I whispered into my brown blind horse’s ear:
“Sweet Baby Girl, you’re gonna have to help me. Go very slow. Be gentle.”
Sweet Baby Girl, spontaneously renamed in this moment of vulnerability, slowly trotted with me on her back as Sanatana guided us toward Swami’s cabin to begin tour.
During the one-and-a-half-hour ride, Sweet Baby Girl stopped and frequently crooked her head back at me. I’d gotten in the habit of stroking her neck when we paused at vistas, thanking her for her cooperation and making apologies for assuming she was blind. She may have also been praying that the ride would be over soon and the lump she was stuck with would leave her alone so that she could run off to do something more productive, like eat and poop.
“She doesn’t take you seriously!” Fred said at one point, when he heard me cooing over Sweet Baby Girl then later asking her to trot in my most sweet tea Southern voice, “C’mon girl, giddy-up!”
But, Baby Girl and I moseyed along the steep paths at a steady pace like 80-year-olds walking home from shuffleboard practice. We slow trotted our way behind Fred and Swami and their glorious white stallions who galloped and commanded the mountainside slopes, bolding through briar patches and tall grasses.

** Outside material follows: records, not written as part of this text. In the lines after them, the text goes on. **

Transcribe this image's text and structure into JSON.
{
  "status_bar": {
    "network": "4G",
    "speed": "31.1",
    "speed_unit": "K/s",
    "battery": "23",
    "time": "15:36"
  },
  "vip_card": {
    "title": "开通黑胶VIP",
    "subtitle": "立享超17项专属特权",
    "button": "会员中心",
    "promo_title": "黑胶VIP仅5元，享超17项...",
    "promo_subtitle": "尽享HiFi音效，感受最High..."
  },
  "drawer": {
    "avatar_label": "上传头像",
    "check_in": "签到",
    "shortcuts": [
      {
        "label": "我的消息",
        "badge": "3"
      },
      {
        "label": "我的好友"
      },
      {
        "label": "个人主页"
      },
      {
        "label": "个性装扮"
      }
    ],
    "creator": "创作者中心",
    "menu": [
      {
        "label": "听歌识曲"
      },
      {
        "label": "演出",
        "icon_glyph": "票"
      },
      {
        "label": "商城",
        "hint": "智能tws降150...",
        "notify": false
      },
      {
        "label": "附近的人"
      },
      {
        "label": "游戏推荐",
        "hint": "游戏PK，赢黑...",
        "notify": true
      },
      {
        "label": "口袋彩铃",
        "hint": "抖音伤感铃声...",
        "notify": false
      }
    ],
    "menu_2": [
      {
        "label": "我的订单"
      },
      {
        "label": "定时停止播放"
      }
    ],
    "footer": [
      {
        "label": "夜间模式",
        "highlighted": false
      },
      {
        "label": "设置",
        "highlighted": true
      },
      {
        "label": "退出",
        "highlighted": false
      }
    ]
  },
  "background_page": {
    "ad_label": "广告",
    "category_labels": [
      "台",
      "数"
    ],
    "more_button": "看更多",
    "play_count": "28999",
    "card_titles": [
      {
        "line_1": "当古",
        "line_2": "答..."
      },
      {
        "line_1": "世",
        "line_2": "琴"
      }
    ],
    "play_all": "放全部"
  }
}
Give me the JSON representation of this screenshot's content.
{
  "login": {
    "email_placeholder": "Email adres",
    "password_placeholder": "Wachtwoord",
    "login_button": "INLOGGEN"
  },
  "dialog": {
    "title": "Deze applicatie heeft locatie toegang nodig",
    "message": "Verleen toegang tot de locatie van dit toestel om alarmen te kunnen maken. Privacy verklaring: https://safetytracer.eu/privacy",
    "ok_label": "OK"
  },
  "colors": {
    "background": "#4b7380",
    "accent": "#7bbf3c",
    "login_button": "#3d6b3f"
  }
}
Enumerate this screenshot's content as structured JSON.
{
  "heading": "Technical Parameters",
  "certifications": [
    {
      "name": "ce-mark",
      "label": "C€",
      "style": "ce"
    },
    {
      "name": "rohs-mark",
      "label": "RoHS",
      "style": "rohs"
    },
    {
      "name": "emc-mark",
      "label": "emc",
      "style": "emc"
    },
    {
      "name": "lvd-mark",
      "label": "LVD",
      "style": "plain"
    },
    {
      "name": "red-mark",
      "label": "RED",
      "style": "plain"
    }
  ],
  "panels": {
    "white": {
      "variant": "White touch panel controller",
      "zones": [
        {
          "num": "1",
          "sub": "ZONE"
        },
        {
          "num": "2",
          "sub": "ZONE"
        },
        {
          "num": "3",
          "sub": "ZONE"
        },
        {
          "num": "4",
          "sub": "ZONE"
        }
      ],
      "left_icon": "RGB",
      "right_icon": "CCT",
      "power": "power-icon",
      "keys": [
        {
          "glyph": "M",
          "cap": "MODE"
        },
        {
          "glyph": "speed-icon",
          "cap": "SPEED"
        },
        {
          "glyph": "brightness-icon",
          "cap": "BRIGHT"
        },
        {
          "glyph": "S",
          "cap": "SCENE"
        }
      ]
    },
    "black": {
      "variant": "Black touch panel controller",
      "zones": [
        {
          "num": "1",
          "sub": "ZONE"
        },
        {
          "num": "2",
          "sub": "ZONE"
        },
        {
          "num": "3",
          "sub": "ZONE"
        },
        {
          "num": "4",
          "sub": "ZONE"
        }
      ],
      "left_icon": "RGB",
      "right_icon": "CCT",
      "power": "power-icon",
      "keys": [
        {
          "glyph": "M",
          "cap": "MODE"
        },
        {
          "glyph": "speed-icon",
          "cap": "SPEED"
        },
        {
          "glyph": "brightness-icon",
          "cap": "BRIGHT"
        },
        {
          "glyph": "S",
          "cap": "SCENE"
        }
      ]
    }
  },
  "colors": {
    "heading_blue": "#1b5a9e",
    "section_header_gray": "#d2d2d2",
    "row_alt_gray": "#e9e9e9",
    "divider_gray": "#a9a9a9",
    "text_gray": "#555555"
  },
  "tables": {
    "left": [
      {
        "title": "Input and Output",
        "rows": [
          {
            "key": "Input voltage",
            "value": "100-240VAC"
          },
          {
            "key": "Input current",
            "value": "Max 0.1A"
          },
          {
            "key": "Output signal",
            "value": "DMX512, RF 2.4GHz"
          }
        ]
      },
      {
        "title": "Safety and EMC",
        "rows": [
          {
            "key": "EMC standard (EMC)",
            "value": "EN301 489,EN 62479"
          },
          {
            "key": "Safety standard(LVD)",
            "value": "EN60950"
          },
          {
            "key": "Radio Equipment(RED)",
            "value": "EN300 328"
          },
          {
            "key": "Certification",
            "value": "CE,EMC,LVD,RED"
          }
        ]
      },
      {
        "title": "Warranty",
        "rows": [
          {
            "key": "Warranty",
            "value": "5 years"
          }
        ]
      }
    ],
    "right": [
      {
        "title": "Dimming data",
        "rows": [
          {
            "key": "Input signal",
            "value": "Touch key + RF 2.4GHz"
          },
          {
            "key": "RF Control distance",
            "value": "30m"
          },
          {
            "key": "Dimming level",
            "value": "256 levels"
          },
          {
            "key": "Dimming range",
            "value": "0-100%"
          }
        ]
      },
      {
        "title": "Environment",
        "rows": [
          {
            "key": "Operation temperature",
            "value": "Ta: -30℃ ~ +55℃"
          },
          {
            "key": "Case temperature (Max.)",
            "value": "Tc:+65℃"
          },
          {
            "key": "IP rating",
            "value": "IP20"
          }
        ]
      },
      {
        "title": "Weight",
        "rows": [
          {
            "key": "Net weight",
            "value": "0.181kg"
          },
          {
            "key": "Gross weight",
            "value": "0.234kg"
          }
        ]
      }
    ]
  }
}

At the top of the highest ridge, the three of us stood together with our horses like a Hollywood Wild West moment, my fears and anxieties and spiritual hang-ups conquered. For now.
Nine full days at Hindu Costa Rican Monastery have taught me more lessons than I can count. They all found me, kneeling in a cold tile shower, grasping at dirt on mountain cliffs, in the evening worship of a barn-like temple room, gazing up at birds, and riding a milky-eyed horse named Sweet Baby Girl.